than 90 percent of the time, there were nearly 73 percent fewer HIV
infections, according to pill and bottle counts and self-reports. In a
subset of participants in the Truvada group, blood tests measuring
levels of activated drug indicated that only half had taken the study
drug as directed. However, in those participants whose blood levels
suggested that they were compliant with pill taking, HIV risk was
reduced by more than 90 percent compared to those who were not.
We often talk about being at a crossroads, but that is quite literally
where VOICE is, as the only trial testing both tenofovir gel and oral
PrEP. VOICE will tell us about the safety and efficacy of daily use of
tenofovir gel, information that will serve to complement the CAPRISA
004 results and possibly lead to product licensure. The oral arms of
VOICE will tell us about safety and efficacy of daily use of the ARVs
tenofovir and Truvada in women. Nearly 2,500 women are enrolled in
VOICE were halfway toward our goal.
The next few years will be critically important, with results expected
from the CDC Bangkok Tenofovir Study, FEM-PrEP and the Partners PrEP
Study, not to mention VOICE. In addition, we await the start of the
International Partnership for Microbicides (IPM) Phase III Dapivirine
ring study. The MTN portfolio of rectal safety, pregnancy and PK

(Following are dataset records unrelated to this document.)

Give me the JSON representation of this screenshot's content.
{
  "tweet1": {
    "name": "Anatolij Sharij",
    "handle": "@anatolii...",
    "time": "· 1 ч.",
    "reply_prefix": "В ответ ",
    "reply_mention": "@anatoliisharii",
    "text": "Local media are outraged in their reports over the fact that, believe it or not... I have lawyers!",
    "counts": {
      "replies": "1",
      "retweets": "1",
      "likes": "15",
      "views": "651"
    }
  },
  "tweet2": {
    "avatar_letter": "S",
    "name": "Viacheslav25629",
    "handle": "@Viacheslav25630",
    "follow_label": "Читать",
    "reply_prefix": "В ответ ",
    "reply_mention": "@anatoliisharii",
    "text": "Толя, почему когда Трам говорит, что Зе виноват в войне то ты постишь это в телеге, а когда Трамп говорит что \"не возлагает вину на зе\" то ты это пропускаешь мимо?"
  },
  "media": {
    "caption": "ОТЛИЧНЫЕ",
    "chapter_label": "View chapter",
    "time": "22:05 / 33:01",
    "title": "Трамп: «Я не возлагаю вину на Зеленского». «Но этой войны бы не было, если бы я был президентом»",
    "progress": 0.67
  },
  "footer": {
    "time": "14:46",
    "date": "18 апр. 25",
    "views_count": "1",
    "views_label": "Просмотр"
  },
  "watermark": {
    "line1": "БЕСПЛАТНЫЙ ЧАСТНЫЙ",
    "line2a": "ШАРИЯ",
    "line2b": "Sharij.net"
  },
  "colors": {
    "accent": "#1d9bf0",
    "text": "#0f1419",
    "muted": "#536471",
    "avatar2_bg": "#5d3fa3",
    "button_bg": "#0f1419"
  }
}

studies will provide essential pieces to the puzzle. And we will look
forward to studies of new formulations with our partners at the

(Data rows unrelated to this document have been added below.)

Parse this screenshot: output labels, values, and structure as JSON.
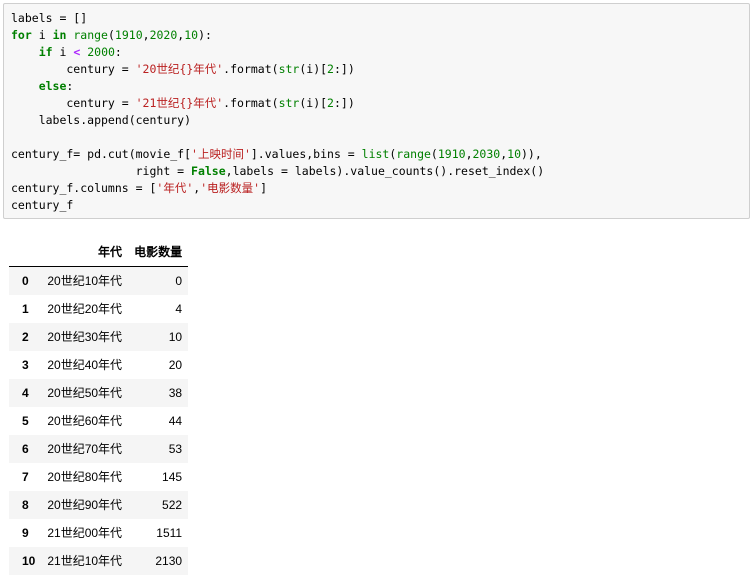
{
  "code_cell": {
    "lines": [
      [
        {
          "t": "labels = []"
        }
      ],
      [
        {
          "t": "for",
          "c": "kw"
        },
        {
          "t": " i "
        },
        {
          "t": "in",
          "c": "kw"
        },
        {
          "t": " "
        },
        {
          "t": "range",
          "c": "bi"
        },
        {
          "t": "("
        },
        {
          "t": "1910",
          "c": "num"
        },
        {
          "t": ","
        },
        {
          "t": "2020",
          "c": "num"
        },
        {
          "t": ","
        },
        {
          "t": "10",
          "c": "num"
        },
        {
          "t": "):"
        }
      ],
      [
        {
          "t": "    "
        },
        {
          "t": "if",
          "c": "kw"
        },
        {
          "t": " i "
        },
        {
          "t": "<",
          "c": "op"
        },
        {
          "t": " "
        },
        {
          "t": "2000",
          "c": "num"
        },
        {
          "t": ":"
        }
      ],
      [
        {
          "t": "        century = "
        },
        {
          "t": "'20世纪{}年代'",
          "c": "str"
        },
        {
          "t": ".format("
        },
        {
          "t": "str",
          "c": "bi"
        },
        {
          "t": "(i)["
        },
        {
          "t": "2",
          "c": "num"
        },
        {
          "t": ":])"
        }
      ],
      [
        {
          "t": "    "
        },
        {
          "t": "else",
          "c": "kw"
        },
        {
          "t": ":"
        }
      ],
      [
        {
          "t": "        century = "
        },
        {
          "t": "'21世纪{}年代'",
          "c": "str"
        },
        {
          "t": ".format("
        },
        {
          "t": "str",
          "c": "bi"
        },
        {
          "t": "(i)["
        },
        {
          "t": "2",
          "c": "num"
        },
        {
          "t": ":])"
        }
      ],
      [
        {
          "t": "    labels.append(century)"
        }
      ],
      [
        {
          "t": ""
        }
      ],
      [
        {
          "t": "century_f= pd.cut(movie_f["
        },
        {
          "t": "'上映时间'",
          "c": "str"
        },
        {
          "t": "].values,bins = "
        },
        {
          "t": "list",
          "c": "bi"
        },
        {
          "t": "("
        },
        {
          "t": "range",
          "c": "bi"
        },
        {
          "t": "("
        },
        {
          "t": "1910",
          "c": "num"
        },
        {
          "t": ","
        },
        {
          "t": "2030",
          "c": "num"
        },
        {
          "t": ","
        },
        {
          "t": "10",
          "c": "num"
        },
        {
          "t": ")),"
        }
      ],
      [
        {
          "t": "                  right = "
        },
        {
          "t": "False",
          "c": "kw"
        },
        {
          "t": ",labels = labels).value_counts().reset_index()"
        }
      ],
      [
        {
          "t": "century_f.columns = ["
        },
        {
          "t": "'年代'",
          "c": "str"
        },
        {
          "t": ","
        },
        {
          "t": "'电影数量'",
          "c": "str"
        },
        {
          "t": "]"
        }
      ],
      [
        {
          "t": "century_f"
        }
      ]
    ]
  },
  "output_table": {
    "columns": [
      "",
      "年代",
      "电影数量"
    ],
    "rows": [
      {
        "index": "0",
        "decade": "20世纪10年代",
        "count": "0"
      },
      {
        "index": "1",
        "decade": "20世纪20年代",
        "count": "4"
      },
      {
        "index": "2",
        "decade": "20世纪30年代",
        "count": "10"
      },
      {
        "index": "3",
        "decade": "20世纪40年代",
        "count": "20"
      },
      {
        "index": "4",
        "decade": "20世纪50年代",
        "count": "38"
      },
      {
        "index": "5",
        "decade": "20世纪60年代",
        "count": "44"
      },
      {
        "index": "6",
        "decade": "20世纪70年代",
        "count": "53"
      },
      {
        "index": "7",
        "decade": "20世纪80年代",
        "count": "145"
      },
      {
        "index": "8",
        "decade": "20世纪90年代",
        "count": "522"
      },
      {
        "index": "9",
        "decade": "21世纪00年代",
        "count": "1511"
      },
      {
        "index": "10",
        "decade": "21世纪10年代",
        "count": "2130"
      }
    ]
  }
}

Population Council and IPM.
We would not be looking to the future with the same measure of
anticipation and optimism if not for the preceding accomplishments.
This has been an exciting and memorable year for HIV prevention. Soon,
we will be entering a new decade. Let it be the one that will be
remembered for halting the spread of HIV.
Please join us in recognizing both Bob Grant, of the Gladstone
Institute of Virology and Immunology, and study co-chair Javier R.
Lama of Investigaciones Medicas en Salud, a Peruvian-based research
organization, whose combined scientific vision and leadership
contributed to the studys success; their extraordinary colleagues at
their respective institutions and the entire roster of international
investigators. Incidentally, this includes Ken Mayer, MTN-007 protocol
co-chair, and others from the Fenway Community Health CTU. We would
also like to acknowledge our colleagues at DAIDS, the Bill & Melinda
Gates Foundation and Gilead Sciences.
On behalf of the entire MTN family, we want to thank and congratulate
everyone, most importantly the study participants, for their important
contribution and for giving us hope.
MTNs statement and fact sheet are attached but also available at
www.mtnstopshiv.org Links to the NEJM paper and additional materials
about these exciting results are provided below.
New England Journal of Medicine article:
iPrEx Study press release and fact sheets: http://www.iprexnews.com
iPrEx study materials NIAID: